BEGIN Supplied information

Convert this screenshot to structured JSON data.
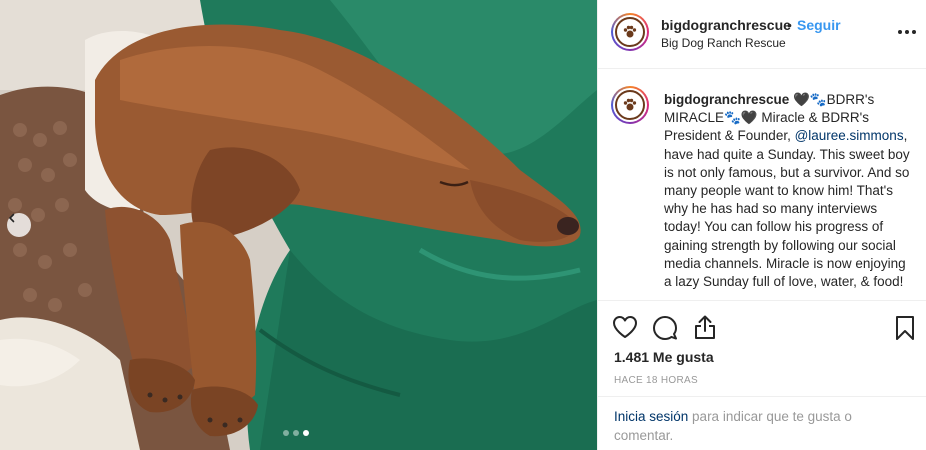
{
  "post": {
    "username": "bigdogranchrescue",
    "bullet": "•",
    "follow_label": "Seguir",
    "location": "Big Dog Ranch Rescue",
    "avatar_icon": "paw-logo-icon",
    "carousel": {
      "total_images": 3,
      "active_index": 2
    }
  },
  "caption": {
    "username": "bigdogranchrescue",
    "text_1": " 🖤🐾BDRR's MIRACLE🐾🖤 Miracle & BDRR's President & Founder, ",
    "mention": "@lauree.simmons",
    "text_2": ", have had quite a Sunday. This sweet boy is not only famous, but a survivor. And so many people want to know him! That's why he has had so many interviews today! You can follow his progress of gaining strength by following our social media channels. Miracle is now enjoying a lazy Sunday full of love, water, & food!"
  },
  "actions": {
    "icons": [
      "heart-icon",
      "comment-icon",
      "share-icon",
      "bookmark-icon"
    ],
    "likes": "1.481 Me gusta",
    "time_ago": "HACE 18 HORAS"
  },
  "login": {
    "link": "Inicia sesión",
    "text": " para indicar que te gusta o comentar."
  },
  "colors": {
    "link_blue": "#3897f0",
    "dark_link": "#003569",
    "muted": "#999999",
    "blanket_green": "#1e7a5c",
    "dog_brown": "#9a5a32"
  }
}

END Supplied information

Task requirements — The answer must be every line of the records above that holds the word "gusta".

Answer to the problem —
    "likes": "1.481 Me gusta",
    "text": " para indicar que te gusta o comentar."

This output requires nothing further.